» Problem requirements
Make a verbatim copy of the entries below; pictures stay out.

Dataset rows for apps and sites
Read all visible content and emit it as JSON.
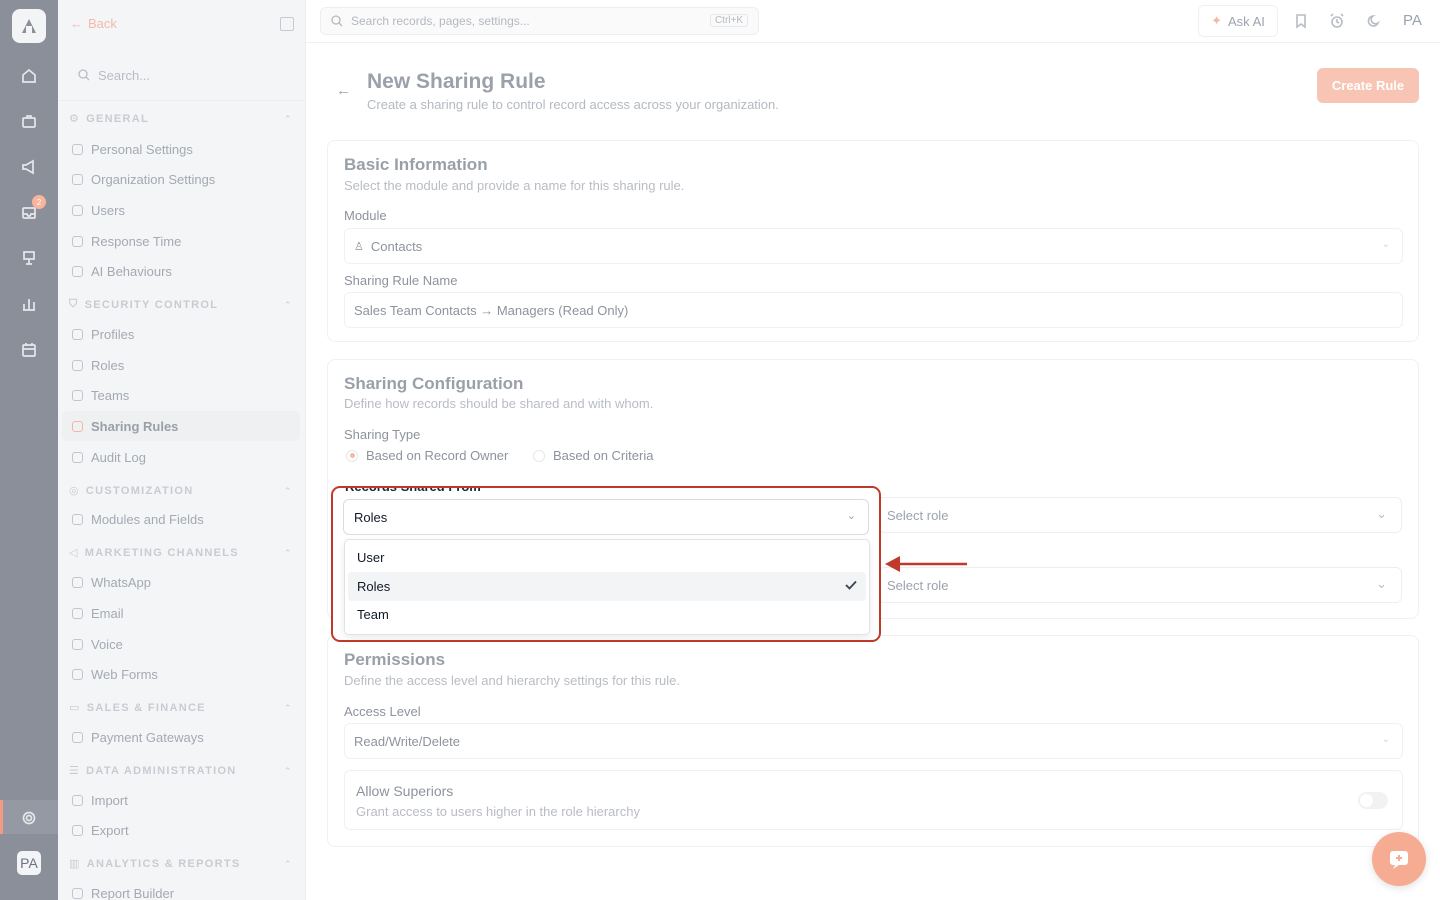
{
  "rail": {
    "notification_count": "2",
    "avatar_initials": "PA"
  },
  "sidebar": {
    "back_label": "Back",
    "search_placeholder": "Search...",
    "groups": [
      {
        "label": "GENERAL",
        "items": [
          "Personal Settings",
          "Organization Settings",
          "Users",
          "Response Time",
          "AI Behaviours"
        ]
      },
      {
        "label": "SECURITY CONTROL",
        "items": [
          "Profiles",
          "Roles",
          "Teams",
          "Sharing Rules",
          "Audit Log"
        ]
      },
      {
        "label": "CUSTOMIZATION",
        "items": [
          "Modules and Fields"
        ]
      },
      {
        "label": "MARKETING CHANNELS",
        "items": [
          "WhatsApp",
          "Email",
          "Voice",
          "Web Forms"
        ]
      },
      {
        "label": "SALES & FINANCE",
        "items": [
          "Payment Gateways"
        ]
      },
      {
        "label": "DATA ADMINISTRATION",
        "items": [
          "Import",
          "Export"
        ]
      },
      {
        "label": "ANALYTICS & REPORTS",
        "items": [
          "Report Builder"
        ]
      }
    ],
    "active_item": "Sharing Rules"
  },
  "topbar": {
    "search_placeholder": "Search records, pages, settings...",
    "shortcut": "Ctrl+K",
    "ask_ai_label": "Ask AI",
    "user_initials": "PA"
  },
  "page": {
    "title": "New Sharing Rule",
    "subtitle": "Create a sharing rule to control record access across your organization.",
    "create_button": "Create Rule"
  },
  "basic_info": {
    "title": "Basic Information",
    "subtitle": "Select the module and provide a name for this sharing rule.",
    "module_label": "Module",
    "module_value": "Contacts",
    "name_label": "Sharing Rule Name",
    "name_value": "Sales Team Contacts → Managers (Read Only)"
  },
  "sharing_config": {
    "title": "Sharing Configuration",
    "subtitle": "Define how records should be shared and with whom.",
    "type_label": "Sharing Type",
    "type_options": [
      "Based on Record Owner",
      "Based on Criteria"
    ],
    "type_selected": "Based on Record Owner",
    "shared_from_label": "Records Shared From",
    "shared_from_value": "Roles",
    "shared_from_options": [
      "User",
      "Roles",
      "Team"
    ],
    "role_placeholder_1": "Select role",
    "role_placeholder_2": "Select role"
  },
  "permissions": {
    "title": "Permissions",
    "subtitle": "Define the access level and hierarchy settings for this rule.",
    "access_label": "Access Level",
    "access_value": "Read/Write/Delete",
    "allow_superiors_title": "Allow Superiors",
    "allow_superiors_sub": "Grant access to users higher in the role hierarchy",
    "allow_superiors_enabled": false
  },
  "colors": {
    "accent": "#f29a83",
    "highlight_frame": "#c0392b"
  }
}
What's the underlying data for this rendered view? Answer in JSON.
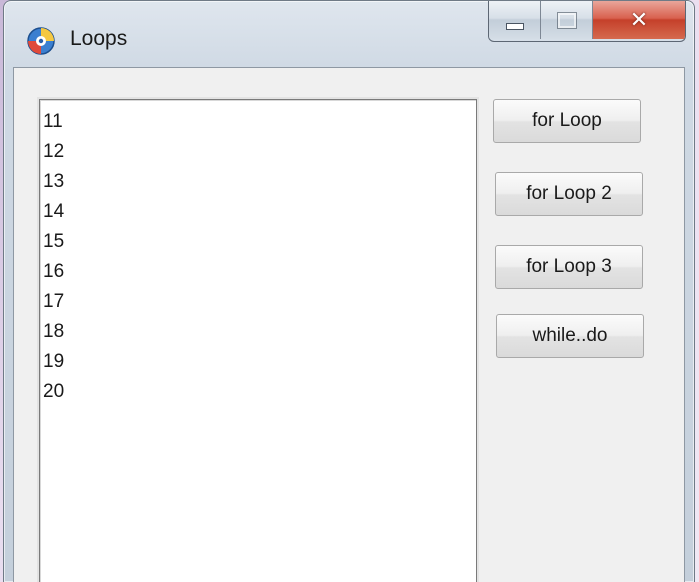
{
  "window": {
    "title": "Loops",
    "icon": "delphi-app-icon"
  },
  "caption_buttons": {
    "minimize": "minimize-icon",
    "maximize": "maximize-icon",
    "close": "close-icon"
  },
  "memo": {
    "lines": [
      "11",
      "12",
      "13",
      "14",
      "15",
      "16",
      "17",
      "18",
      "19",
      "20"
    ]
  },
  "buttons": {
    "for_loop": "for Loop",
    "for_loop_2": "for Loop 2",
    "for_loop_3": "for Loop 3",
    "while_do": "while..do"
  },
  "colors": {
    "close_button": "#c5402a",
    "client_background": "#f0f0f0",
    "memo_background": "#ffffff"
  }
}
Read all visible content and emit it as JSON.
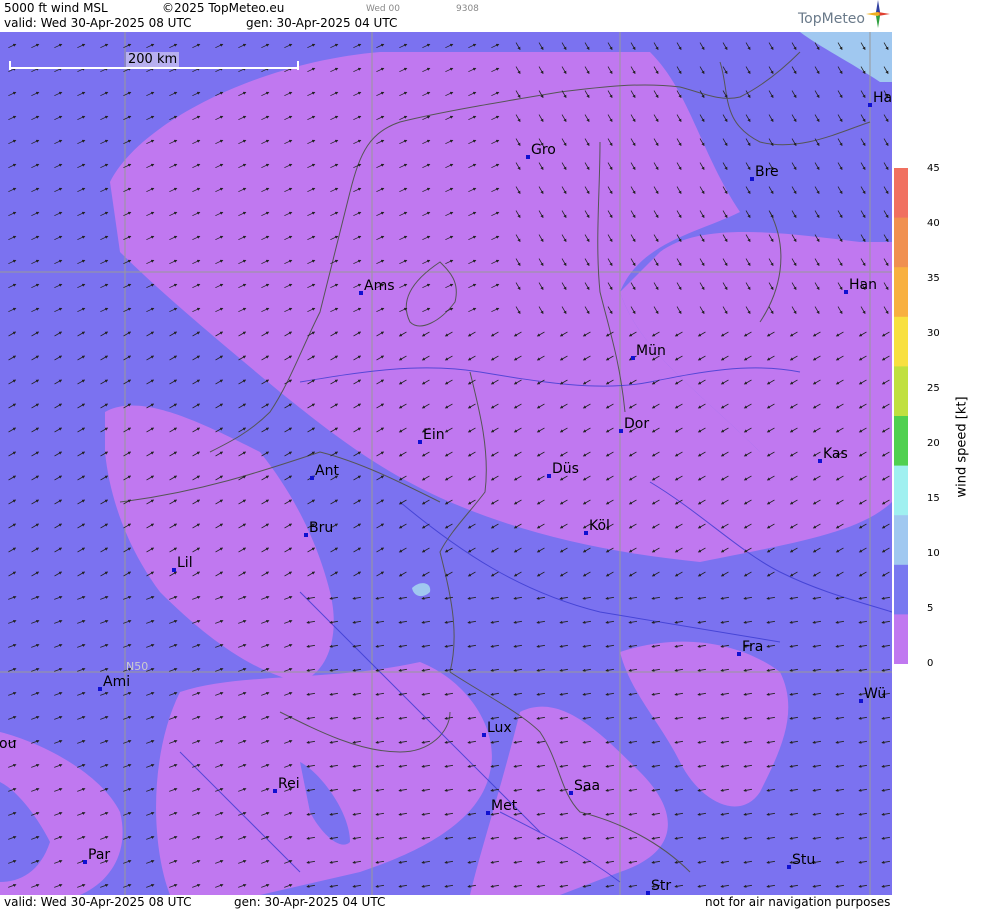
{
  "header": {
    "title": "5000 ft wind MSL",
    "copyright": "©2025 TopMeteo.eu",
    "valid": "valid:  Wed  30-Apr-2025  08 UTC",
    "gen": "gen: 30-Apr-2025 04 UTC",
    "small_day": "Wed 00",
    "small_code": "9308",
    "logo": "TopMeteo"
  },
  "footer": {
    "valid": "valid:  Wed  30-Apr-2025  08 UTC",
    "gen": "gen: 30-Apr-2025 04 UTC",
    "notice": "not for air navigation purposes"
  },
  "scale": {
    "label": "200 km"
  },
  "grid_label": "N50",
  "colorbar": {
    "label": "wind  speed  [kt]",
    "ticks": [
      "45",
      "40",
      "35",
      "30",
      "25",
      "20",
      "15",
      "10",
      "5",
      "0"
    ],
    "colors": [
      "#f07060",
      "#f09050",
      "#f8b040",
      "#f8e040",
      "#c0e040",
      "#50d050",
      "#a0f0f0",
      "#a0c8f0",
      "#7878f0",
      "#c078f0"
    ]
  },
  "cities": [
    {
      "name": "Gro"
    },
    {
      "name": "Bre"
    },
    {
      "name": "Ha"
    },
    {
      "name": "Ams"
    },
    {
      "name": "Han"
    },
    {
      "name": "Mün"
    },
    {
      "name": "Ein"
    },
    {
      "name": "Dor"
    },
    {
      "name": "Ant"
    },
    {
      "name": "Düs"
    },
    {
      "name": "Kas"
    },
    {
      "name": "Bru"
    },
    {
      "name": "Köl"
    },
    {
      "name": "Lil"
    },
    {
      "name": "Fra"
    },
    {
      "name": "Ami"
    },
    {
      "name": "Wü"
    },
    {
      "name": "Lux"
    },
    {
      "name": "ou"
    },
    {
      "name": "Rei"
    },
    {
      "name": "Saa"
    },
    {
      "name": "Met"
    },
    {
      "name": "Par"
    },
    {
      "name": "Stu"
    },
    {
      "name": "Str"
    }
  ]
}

» Answer area
Read all visible content and emit it as JSON.
{
  "rail": {
    "notification_count": "2",
    "avatar_initials": "PA"
  },
  "sidebar": {
    "back_label": "Back",
    "search_placeholder": "Search...",
    "groups": [
      {
        "label": "GENERAL",
        "items": [
          "Personal Settings",
          "Organization Settings",
          "Users",
          "Response Time",
          "AI Behaviours"
        ]
      },
      {
        "label": "SECURITY CONTROL",
        "items": [
          "Profiles",
          "Roles",
          "Teams",
          "Sharing Rules",
          "Audit Log"
        ]
      },
      {
        "label": "CUSTOMIZATION",
        "items": [
          "Modules and Fields"
        ]
      },
      {
        "label": "MARKETING CHANNELS",
        "items": [
          "WhatsApp",
          "Email",
          "Voice",
          "Web Forms"
        ]
      },
      {
        "label": "SALES & FINANCE",
        "items": [
          "Payment Gateways"
        ]
      },
      {
        "label": "DATA ADMINISTRATION",
        "items": [
          "Import",
          "Export"
        ]
      },
      {
        "label": "ANALYTICS & REPORTS",
        "items": [
          "Report Builder"
        ]
      }
    ],
    "active_item": "Sharing Rules"
  },
  "topbar": {
    "search_placeholder": "Search records, pages, settings...",
    "shortcut": "Ctrl+K",
    "ask_ai_label": "Ask AI",
    "user_initials": "PA"
  },
  "page": {
    "title": "New Sharing Rule",
    "subtitle": "Create a sharing rule to control record access across your organization.",
    "create_button": "Create Rule"
  },
  "basic_info": {
    "title": "Basic Information",
    "subtitle": "Select the module and provide a name for this sharing rule.",
    "module_label": "Module",
    "module_value": "Contacts",
    "name_label": "Sharing Rule Name",
    "name_value": "Sales Team Contacts → Managers (Read Only)"
  },
  "sharing_config": {
    "title": "Sharing Configuration",
    "subtitle": "Define how records should be shared and with whom.",
    "type_label": "Sharing Type",
    "type_options": [
      "Based on Record Owner",
      "Based on Criteria"
    ],
    "type_selected": "Based on Record Owner",
    "shared_from_label": "Records Shared From",
    "shared_from_value": "Roles",
    "shared_from_options": [
      "User",
      "Roles",
      "Team"
    ],
    "role_placeholder_1": "Select role",
    "role_placeholder_2": "Select role"
  },
  "permissions": {
    "title": "Permissions",
    "subtitle": "Define the access level and hierarchy settings for this rule.",
    "access_label": "Access Level",
    "access_value": "Read/Write/Delete",
    "allow_superiors_title": "Allow Superiors",
    "allow_superiors_sub": "Grant access to users higher in the role hierarchy",
    "allow_superiors_enabled": false
  },
  "colors": {
    "accent": "#f29a83",
    "highlight_frame": "#c0392b"
  }
}
What's the underlying data for this rendered view? Answer in JSON.
{
  "window": {
    "title": "Loops",
    "icon": "delphi-app-icon"
  },
  "caption_buttons": {
    "minimize": "minimize-icon",
    "maximize": "maximize-icon",
    "close": "close-icon"
  },
  "memo": {
    "lines": [
      "11",
      "12",
      "13",
      "14",
      "15",
      "16",
      "17",
      "18",
      "19",
      "20"
    ]
  },
  "buttons": {
    "for_loop": "for Loop",
    "for_loop_2": "for Loop 2",
    "for_loop_3": "for Loop 3",
    "while_do": "while..do"
  },
  "colors": {
    "close_button": "#c5402a",
    "client_background": "#f0f0f0",
    "memo_background": "#ffffff"
  }
}
Read all visible content and emit it as JSON.
{
  "header": {
    "title": "5000 ft wind MSL",
    "copyright": "©2025 TopMeteo.eu",
    "valid": "valid:  Wed  30-Apr-2025  08 UTC",
    "gen": "gen: 30-Apr-2025 04 UTC",
    "small_day": "Wed 00",
    "small_code": "9308",
    "logo": "TopMeteo"
  },
  "footer": {
    "valid": "valid:  Wed  30-Apr-2025  08 UTC",
    "gen": "gen: 30-Apr-2025 04 UTC",
    "notice": "not for air navigation purposes"
  },
  "scale": {
    "label": "200 km"
  },
  "grid_label": "N50",
  "colorbar": {
    "label": "wind  speed  [kt]",
    "ticks": [
      "45",
      "40",
      "35",
      "30",
      "25",
      "20",
      "15",
      "10",
      "5",
      "0"
    ],
    "colors": [
      "#f07060",
      "#f09050",
      "#f8b040",
      "#f8e040",
      "#c0e040",
      "#50d050",
      "#a0f0f0",
      "#a0c8f0",
      "#7878f0",
      "#c078f0"
    ]
  },
  "cities": [
    {
      "name": "Gro"
    },
    {
      "name": "Bre"
    },
    {
      "name": "Ha"
    },
    {
      "name": "Ams"
    },
    {
      "name": "Han"
    },
    {
      "name": "Mün"
    },
    {
      "name": "Ein"
    },
    {
      "name": "Dor"
    },
    {
      "name": "Ant"
    },
    {
      "name": "Düs"
    },
    {
      "name": "Kas"
    },
    {
      "name": "Bru"
    },
    {
      "name": "Köl"
    },
    {
      "name": "Lil"
    },
    {
      "name": "Fra"
    },
    {
      "name": "Ami"
    },
    {
      "name": "Wü"
    },
    {
      "name": "Lux"
    },
    {
      "name": "ou"
    },
    {
      "name": "Rei"
    },
    {
      "name": "Saa"
    },
    {
      "name": "Met"
    },
    {
      "name": "Par"
    },
    {
      "name": "Stu"
    },
    {
      "name": "Str"
    }
  ]
}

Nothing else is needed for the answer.